The Feminist Domestic
A few months ago mr. mraynes was teaching an Elder’s Quorum lesson on unity, specifically unity within the family. A brother in our ward called him out and dismissed what mr. mraynes was teaching, saying in effect “your wife is a feminist and I know how your family works.” mr. mraynes was understandably bemused at the situation mostly because this brother had entirely missed the point of the lesson but also because this man had presumed to know what our family was like based on his own stereotype.

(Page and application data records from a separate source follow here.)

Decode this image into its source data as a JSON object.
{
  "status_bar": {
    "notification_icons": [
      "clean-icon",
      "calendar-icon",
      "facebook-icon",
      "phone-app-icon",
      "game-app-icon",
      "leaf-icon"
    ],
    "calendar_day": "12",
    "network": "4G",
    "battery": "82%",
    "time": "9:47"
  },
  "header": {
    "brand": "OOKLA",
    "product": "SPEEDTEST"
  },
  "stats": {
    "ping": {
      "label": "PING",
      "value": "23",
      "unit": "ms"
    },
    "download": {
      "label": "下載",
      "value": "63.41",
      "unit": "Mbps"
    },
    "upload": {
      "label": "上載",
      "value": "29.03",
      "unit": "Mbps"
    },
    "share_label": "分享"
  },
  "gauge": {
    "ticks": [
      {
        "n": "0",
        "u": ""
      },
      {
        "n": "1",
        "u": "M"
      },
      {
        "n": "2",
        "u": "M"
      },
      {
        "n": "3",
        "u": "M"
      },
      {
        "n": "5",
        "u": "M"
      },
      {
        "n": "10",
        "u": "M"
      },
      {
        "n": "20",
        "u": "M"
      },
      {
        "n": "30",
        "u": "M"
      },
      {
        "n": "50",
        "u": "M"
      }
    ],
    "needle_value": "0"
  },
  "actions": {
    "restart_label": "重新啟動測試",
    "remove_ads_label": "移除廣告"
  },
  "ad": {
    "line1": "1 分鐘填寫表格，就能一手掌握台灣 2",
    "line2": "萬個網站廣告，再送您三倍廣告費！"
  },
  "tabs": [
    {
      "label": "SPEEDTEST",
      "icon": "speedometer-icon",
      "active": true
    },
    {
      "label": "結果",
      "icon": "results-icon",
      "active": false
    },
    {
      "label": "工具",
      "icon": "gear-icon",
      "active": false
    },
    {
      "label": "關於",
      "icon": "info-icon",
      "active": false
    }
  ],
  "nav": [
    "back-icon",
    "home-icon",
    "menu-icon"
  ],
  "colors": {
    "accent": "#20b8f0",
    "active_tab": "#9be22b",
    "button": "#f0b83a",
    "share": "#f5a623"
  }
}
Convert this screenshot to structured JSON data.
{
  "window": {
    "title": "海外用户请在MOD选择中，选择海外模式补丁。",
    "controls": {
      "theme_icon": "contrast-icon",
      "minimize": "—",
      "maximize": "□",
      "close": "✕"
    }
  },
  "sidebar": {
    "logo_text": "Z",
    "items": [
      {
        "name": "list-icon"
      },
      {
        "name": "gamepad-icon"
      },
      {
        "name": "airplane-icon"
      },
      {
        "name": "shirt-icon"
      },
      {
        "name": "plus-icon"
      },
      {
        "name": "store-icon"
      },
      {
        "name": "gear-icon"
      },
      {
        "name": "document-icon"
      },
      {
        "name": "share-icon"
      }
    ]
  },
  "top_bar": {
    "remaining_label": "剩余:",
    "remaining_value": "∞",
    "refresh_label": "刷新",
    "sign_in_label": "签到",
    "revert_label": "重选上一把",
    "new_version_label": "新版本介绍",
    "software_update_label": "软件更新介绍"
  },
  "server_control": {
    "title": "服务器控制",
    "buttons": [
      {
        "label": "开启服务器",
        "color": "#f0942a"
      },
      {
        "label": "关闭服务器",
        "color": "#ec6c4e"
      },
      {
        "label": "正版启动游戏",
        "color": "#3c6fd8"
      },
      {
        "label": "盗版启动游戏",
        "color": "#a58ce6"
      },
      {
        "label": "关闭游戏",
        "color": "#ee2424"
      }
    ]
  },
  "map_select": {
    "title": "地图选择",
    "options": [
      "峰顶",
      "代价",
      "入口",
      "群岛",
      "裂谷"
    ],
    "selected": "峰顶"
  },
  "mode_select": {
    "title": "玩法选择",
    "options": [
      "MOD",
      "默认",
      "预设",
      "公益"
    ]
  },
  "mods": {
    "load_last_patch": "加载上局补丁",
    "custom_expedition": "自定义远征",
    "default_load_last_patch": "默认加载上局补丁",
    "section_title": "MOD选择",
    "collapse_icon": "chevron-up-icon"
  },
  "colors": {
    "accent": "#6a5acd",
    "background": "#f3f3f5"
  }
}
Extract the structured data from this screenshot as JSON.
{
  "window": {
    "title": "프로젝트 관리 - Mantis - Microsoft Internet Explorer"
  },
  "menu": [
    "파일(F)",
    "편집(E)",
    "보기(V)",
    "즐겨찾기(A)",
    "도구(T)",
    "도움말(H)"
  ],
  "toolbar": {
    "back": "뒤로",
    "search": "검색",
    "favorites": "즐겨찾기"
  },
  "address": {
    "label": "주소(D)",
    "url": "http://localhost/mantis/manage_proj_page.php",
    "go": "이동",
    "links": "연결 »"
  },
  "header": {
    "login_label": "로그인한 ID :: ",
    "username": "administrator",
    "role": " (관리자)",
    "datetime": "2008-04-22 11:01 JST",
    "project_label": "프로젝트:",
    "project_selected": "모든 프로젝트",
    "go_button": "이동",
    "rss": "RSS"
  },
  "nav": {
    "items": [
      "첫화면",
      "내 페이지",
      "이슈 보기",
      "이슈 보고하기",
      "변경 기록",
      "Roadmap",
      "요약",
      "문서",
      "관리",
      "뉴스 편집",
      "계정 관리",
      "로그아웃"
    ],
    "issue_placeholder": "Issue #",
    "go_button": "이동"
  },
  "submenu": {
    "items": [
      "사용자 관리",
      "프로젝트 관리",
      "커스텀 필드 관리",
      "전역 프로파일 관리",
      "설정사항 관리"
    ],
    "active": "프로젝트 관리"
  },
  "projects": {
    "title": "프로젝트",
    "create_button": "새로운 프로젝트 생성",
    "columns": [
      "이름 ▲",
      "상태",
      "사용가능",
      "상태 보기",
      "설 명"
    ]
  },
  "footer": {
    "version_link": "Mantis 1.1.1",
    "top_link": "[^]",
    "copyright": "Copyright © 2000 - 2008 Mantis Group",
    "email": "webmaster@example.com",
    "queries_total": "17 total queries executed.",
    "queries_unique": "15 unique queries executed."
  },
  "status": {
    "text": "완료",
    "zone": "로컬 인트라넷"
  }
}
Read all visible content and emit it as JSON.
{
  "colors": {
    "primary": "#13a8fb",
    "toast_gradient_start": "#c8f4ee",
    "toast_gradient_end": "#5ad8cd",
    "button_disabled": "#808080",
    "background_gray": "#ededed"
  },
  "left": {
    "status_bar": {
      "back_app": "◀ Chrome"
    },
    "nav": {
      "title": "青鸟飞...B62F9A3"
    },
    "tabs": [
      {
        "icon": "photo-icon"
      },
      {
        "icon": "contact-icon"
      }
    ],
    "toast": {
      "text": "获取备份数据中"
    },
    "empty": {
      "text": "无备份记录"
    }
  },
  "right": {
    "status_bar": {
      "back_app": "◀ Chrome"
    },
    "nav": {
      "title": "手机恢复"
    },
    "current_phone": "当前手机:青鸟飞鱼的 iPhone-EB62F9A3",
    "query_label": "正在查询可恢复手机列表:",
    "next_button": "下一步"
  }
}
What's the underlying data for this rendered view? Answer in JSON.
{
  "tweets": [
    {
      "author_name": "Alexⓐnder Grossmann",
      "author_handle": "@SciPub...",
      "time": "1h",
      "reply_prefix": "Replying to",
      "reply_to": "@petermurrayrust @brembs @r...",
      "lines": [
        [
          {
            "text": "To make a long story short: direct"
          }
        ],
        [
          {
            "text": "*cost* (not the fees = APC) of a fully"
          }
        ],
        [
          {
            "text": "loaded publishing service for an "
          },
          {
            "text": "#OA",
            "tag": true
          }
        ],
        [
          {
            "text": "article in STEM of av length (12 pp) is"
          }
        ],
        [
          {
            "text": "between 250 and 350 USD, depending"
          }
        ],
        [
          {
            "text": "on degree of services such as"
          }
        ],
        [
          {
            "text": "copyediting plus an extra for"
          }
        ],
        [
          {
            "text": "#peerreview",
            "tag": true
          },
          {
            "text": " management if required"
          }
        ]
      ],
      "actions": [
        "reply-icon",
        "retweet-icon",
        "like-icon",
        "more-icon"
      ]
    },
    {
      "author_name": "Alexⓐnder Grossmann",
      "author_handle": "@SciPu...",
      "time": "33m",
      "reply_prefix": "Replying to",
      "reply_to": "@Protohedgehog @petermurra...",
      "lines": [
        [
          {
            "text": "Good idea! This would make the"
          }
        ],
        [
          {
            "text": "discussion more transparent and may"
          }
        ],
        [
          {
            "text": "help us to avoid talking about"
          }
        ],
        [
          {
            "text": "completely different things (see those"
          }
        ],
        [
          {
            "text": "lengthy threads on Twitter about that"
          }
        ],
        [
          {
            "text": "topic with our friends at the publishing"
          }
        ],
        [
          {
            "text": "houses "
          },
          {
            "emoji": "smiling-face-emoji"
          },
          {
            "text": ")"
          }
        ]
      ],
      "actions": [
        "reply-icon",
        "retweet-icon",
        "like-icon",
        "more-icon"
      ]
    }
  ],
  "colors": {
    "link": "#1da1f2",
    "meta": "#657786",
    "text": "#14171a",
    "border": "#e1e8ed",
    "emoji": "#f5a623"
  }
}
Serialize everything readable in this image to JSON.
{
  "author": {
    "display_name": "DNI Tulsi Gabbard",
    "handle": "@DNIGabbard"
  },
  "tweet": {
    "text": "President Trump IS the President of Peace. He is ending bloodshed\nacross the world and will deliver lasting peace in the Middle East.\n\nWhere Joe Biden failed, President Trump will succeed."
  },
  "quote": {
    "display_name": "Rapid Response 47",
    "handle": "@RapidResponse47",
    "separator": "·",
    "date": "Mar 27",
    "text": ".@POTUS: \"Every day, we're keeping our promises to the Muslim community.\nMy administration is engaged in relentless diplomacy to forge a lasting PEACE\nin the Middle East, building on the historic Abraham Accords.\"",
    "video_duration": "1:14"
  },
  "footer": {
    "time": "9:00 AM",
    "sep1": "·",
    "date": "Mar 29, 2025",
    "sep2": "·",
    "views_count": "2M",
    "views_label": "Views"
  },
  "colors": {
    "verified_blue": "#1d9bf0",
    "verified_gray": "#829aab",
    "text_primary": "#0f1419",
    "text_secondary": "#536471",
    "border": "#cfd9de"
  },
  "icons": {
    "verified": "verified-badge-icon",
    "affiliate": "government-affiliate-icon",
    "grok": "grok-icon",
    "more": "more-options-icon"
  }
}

One of the reasons that this brother in our ward felt comfortable judging our family was because we do fit the stereotype of what many people think a feminist family looks like. I have been the career woman, mr. mraynes the stay-at-home daddy. I financially provide for our family, mr. mraynes does the child care and housework. But role reversal does not necessarily assume a feminist household. In fact, most of the feminists I know lead a very traditional lifestyle and still manage to have perfectly progressive marriages. Having a rigid stereotype of what other people are like does not allow for the natural fluidity of life. Yes, mr. mraynes and I have been living a “non-traditional” life but it will not last forever. In fact, we are only weeks away from doing a complete 180 and switching roles once more. mr. mraynes has just landed his first job since finishing his doctoral program and so we are moving to Denver where I will be a full time stay-at-home mom. (By the way, I am waving desperately at all you Denver feminist out there and hoping you’ll be friends with me.) I admit to being nervous; our life for the past three years has worked really well for me and I’m not sure that I will cut it as the primary nurturer. mr. mraynes and I have had many discussions specifically addressing our concerns with this transition. We have had to be open and honest with one another and share things that have been quite uncomfortable to say out loud. For example, I knew that I could not stand the isolation of living in the suburbs while mr. mraynes commuted to his exciting job in the city. I did not want to live on my own Revolutionary Road and so we decided that we would sacrifice space and money by living downtown in a small condo.
While we both feel a little guilty for not following in the prescribed pattern for upper-middle class families, in the end you have to be self-aware and do what is best for everybody in the family. We both knew that isolation was dangerous for my mental health and so we made a decision together about what would work best for us. There is nothing groundbreaking in this wisdom; having a feminist marriage does not mean I get to walk all over my husband and make all of the decisions. Rather, it guarantees that both parties are respected and affirmed in the relationship. It is perhaps this subtlety in a feminist marriage that is difficult to see from the outside. (I am using feminist marriage in the broadest sense here–meaning gender-equitable. You don’t necessarily have to self-identify as a feminist in order to have a feminist marriage.) The worldview of people like the brother in our ward assumes that women like me are “ball-busters” and that I “wear the pants” in the family but this has nothing to do with my marriage or any other feminist marriage I know.
The truth is none of us can really know what another’s family dynamic is really like. But it serves us nothing to remain in the ignorance of our own (mis-)understanding and not at least try to explore our differences and similarities. Ever since that Sunday I have though a lot about what it means to be a feminist and part of a family; I realize there are a lot of misconceptions out there about feminists and there is almost nothing positive written about their relationships with their own families. Perhaps this is our fault, so I thought I would endeavor to fill that gap by writing a series of posts on my experience as a feminist and how it affects my relationship with my husband and children, how it affects my parenting style and domestic prowess. These are, of course, my own experiences and I would expect that many of you have experienced something different. I invite you to share them here. We are all striving to do what is best for our families no matter what role we play; perhaps in sharing our individual experiences we can maximize the good effects of our feminism on our families.